Clam Corals: all you need to know
- Oct 23, 2020
- Anshika Mishra
- 135 0 0
Clams are one of the most popular reef tank coral, these do come from the Tridacna family so they pretty much all need the basic care need. There a huge variety of Clams you can get out there, the most common one are Maxima, Derasa, Corcea, Squamosa, and Hippopus; they are so many options but in the end, you need only one way to take care of all of these corals.
PRICES: Normally you will spend about $40-$200, the price depends upon the colors and size of the Clams.
CARE LEVEL: They need moderate care, there isn't much to them.
You would like to keep the temperature to 78-degrees.
1.023-1.025, make sure you keep that right inline.
These corals are filter feeders for the most part. They do get most of their food from photosynthesis so make sure you do have good lighting in your tank. They do like to eat phytoplankton, so normally you can get that in bottles and put them in your fridge and squirt some in the tank through you powerheads or you can target feed them; either way, they really like it
No, they are not venomous. But you do need to watch out some of them have been stung before by other corals like Anemonies to Torch corals, so make sure you put them in a spot where they are safe because if they are not they will remain to close up for most of the time.
There are many different color variations of Clams available in the market; blue, green, golden the list is literally endless. The designs on them are just breathtaking.
A lot of them are aquaculture, you will really never get them from the wild anymore but in the wild, they are from the indo-pacific area

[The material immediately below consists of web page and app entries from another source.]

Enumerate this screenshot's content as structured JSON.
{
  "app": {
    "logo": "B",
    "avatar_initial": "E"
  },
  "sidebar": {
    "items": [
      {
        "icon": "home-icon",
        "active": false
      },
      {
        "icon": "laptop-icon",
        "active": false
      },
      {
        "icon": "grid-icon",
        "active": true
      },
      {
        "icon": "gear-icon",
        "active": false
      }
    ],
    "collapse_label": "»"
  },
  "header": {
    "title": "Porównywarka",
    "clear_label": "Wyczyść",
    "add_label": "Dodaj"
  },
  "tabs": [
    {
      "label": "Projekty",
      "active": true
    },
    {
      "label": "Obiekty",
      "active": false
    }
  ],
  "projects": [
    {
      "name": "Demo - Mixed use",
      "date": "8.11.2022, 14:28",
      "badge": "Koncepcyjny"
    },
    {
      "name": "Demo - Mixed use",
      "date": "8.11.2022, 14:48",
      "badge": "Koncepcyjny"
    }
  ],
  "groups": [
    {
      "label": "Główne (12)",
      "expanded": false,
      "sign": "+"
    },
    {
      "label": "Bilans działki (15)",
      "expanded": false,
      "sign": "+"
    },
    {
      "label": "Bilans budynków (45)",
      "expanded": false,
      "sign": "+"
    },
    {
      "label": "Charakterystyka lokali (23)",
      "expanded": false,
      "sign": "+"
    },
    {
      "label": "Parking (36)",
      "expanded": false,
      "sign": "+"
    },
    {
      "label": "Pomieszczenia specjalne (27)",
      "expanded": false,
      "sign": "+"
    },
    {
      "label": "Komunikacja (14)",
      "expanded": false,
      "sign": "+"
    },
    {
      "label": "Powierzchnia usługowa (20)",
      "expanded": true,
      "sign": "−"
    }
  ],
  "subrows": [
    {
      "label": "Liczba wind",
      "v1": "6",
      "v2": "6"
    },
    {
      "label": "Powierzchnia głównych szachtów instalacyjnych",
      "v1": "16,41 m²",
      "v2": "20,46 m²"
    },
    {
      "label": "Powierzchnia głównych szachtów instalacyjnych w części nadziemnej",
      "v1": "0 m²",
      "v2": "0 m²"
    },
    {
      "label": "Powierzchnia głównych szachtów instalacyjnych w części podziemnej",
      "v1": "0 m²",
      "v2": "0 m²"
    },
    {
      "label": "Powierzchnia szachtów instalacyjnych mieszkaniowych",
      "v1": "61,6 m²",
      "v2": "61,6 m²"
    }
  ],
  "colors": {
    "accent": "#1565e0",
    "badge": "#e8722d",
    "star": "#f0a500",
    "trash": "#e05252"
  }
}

They do have a foot under them that will grab onto the surface really hard. You normally don't want to keep them in sand permanently. So, make sure you find a permanent spot for them where they can stay for along time.

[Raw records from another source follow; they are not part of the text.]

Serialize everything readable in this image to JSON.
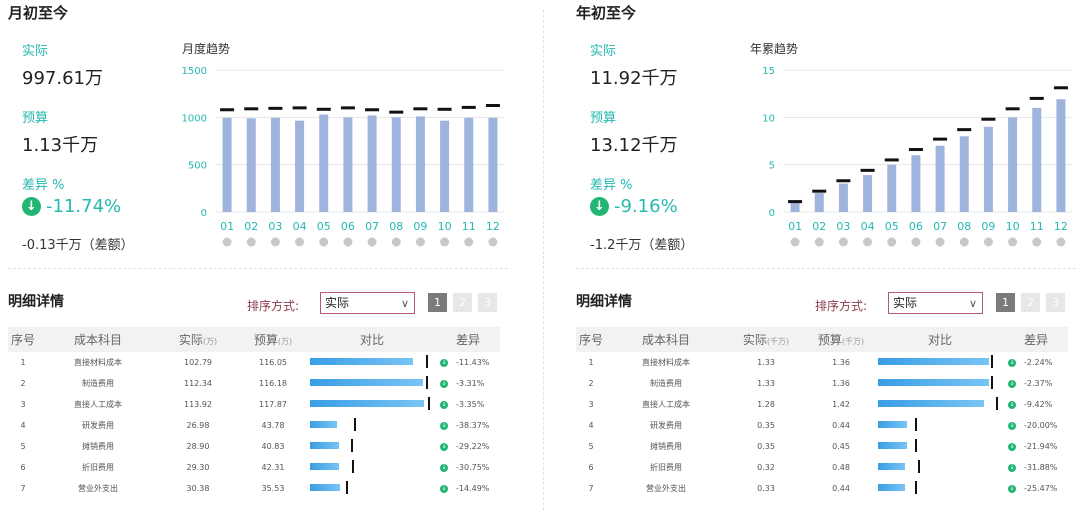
{
  "mtd": {
    "title": "月初至今",
    "actual_label": "实际",
    "actual_value": "997.61万",
    "budget_label": "预算",
    "budget_value": "1.13千万",
    "variance_label": "差异 %",
    "variance_icon": "down-arrow-circle-icon",
    "variance_value": "-11.74%",
    "difference": "-0.13千万（差额）",
    "chart_title": "月度趋势"
  },
  "ytd": {
    "title": "年初至今",
    "actual_label": "实际",
    "actual_value": "11.92千万",
    "budget_label": "预算",
    "budget_value": "13.12千万",
    "variance_label": "差异 %",
    "variance_icon": "down-arrow-circle-icon",
    "variance_value": "-9.16%",
    "difference": "-1.2千万（差额）",
    "chart_title": "年累趋势"
  },
  "chart_data": [
    {
      "type": "bar",
      "title": "月度趋势",
      "categories": [
        "01",
        "02",
        "03",
        "04",
        "05",
        "06",
        "07",
        "08",
        "09",
        "10",
        "11",
        "12"
      ],
      "series": [
        {
          "values": [
            995,
            990,
            995,
            965,
            1030,
            1000,
            1020,
            1000,
            1010,
            965,
            995,
            995
          ]
        },
        {
          "values": [
            1080,
            1090,
            1095,
            1100,
            1085,
            1100,
            1080,
            1055,
            1090,
            1085,
            1105,
            1125
          ]
        }
      ],
      "ylim": [
        0,
        1500
      ],
      "yticks": [
        0,
        500,
        1000,
        1500
      ],
      "grid": true,
      "colors": {
        "actual": "#9fb4dc",
        "budget": "#111111",
        "axis_text": "#24b9b1"
      }
    },
    {
      "type": "bar",
      "title": "年累趋势",
      "categories": [
        "01",
        "02",
        "03",
        "04",
        "05",
        "06",
        "07",
        "08",
        "09",
        "10",
        "11",
        "12"
      ],
      "series": [
        {
          "values": [
            1.0,
            2.0,
            3.0,
            3.9,
            5.0,
            6.0,
            7.0,
            8.0,
            9.0,
            10.0,
            11.0,
            11.92
          ]
        },
        {
          "values": [
            1.1,
            2.2,
            3.3,
            4.4,
            5.5,
            6.6,
            7.7,
            8.7,
            9.8,
            10.9,
            12.0,
            13.12
          ]
        }
      ],
      "ylim": [
        0,
        15
      ],
      "yticks": [
        0,
        5,
        10,
        15
      ],
      "grid": true,
      "colors": {
        "actual": "#9fb4dc",
        "budget": "#111111",
        "axis_text": "#24b9b1"
      }
    }
  ],
  "detail_left": {
    "title": "明细详情",
    "sort_label": "排序方式:",
    "sort_value": "实际",
    "sort_icon": "chevron-down-icon",
    "pages": [
      "1",
      "2",
      "3"
    ],
    "active_page": "1",
    "columns": [
      "序号",
      "成本科目",
      "实际",
      "预算",
      "对比",
      "差异"
    ],
    "unit_actual": "(万)",
    "unit_budget": "(万)",
    "bar_max": 117.87,
    "rows": [
      {
        "no": "1",
        "name": "直接材料成本",
        "actual": "102.79",
        "budget": "116.05",
        "actual_num": 102.79,
        "budget_num": 116.05,
        "diff": "-11.43%"
      },
      {
        "no": "2",
        "name": "制造费用",
        "actual": "112.34",
        "budget": "116.18",
        "actual_num": 112.34,
        "budget_num": 116.18,
        "diff": "-3.31%"
      },
      {
        "no": "3",
        "name": "直接人工成本",
        "actual": "113.92",
        "budget": "117.87",
        "actual_num": 113.92,
        "budget_num": 117.87,
        "diff": "-3.35%"
      },
      {
        "no": "4",
        "name": "研发费用",
        "actual": "26.98",
        "budget": "43.78",
        "actual_num": 26.98,
        "budget_num": 43.78,
        "diff": "-38.37%"
      },
      {
        "no": "5",
        "name": "摊销费用",
        "actual": "28.90",
        "budget": "40.83",
        "actual_num": 28.9,
        "budget_num": 40.83,
        "diff": "-29.22%"
      },
      {
        "no": "6",
        "name": "折旧费用",
        "actual": "29.30",
        "budget": "42.31",
        "actual_num": 29.3,
        "budget_num": 42.31,
        "diff": "-30.75%"
      },
      {
        "no": "7",
        "name": "营业外支出",
        "actual": "30.38",
        "budget": "35.53",
        "actual_num": 30.38,
        "budget_num": 35.53,
        "diff": "-14.49%"
      }
    ]
  },
  "detail_right": {
    "title": "明细详情",
    "sort_label": "排序方式:",
    "sort_value": "实际",
    "sort_icon": "chevron-down-icon",
    "pages": [
      "1",
      "2",
      "3"
    ],
    "active_page": "1",
    "columns": [
      "序号",
      "成本科目",
      "实际",
      "预算",
      "对比",
      "差异"
    ],
    "unit_actual": "(千万)",
    "unit_budget": "(千万)",
    "bar_max": 1.42,
    "rows": [
      {
        "no": "1",
        "name": "直接材料成本",
        "actual": "1.33",
        "budget": "1.36",
        "actual_num": 1.33,
        "budget_num": 1.36,
        "diff": "-2.24%"
      },
      {
        "no": "2",
        "name": "制造费用",
        "actual": "1.33",
        "budget": "1.36",
        "actual_num": 1.33,
        "budget_num": 1.36,
        "diff": "-2.37%"
      },
      {
        "no": "3",
        "name": "直接人工成本",
        "actual": "1.28",
        "budget": "1.42",
        "actual_num": 1.28,
        "budget_num": 1.42,
        "diff": "-9.42%"
      },
      {
        "no": "4",
        "name": "研发费用",
        "actual": "0.35",
        "budget": "0.44",
        "actual_num": 0.35,
        "budget_num": 0.44,
        "diff": "-20.00%"
      },
      {
        "no": "5",
        "name": "摊销费用",
        "actual": "0.35",
        "budget": "0.45",
        "actual_num": 0.35,
        "budget_num": 0.45,
        "diff": "-21.94%"
      },
      {
        "no": "6",
        "name": "折旧费用",
        "actual": "0.32",
        "budget": "0.48",
        "actual_num": 0.32,
        "budget_num": 0.48,
        "diff": "-31.88%"
      },
      {
        "no": "7",
        "name": "营业外支出",
        "actual": "0.33",
        "budget": "0.44",
        "actual_num": 0.33,
        "budget_num": 0.44,
        "diff": "-25.47%"
      }
    ]
  }
}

What you definitely want to make sure is you really don't have any pest down there to eat them because they are just like an open food source to preditors. They are commonly get eaten by Bristle worms and other pests in the tank, so make sure you don't have them in your tank or at least under control.
A good thing to do would be to put the Clam on top of a PVC pipe, this makes it harder for the Bristelworms to actually find them. This will help them not get bleaches out if your light too powerful.
Make sure you don't have any predators in there like Trigger or any fish like that, they will take a chunk of them and once these corals lose flesh it is really hard for them to come back.
Clams do like to be on the lower part to mid-range in the tank. So, this will be easy for you to figure out. If you are scared that lightning in your tank is too bright for them then make sure you put them at the bottom of the tank. Under very bright light you can see them get bleaches out or become more see-through.
They do like to have a little bit of current on them because they are filter-feeders so, they are constantly trying to catch anything in the water that they can eat.
They get about 12-inches by the end, Derasas can get up to 24-inches if you take really good care of them, Coreceas are normally the smaller ones they will not get any bigger than 6-inches.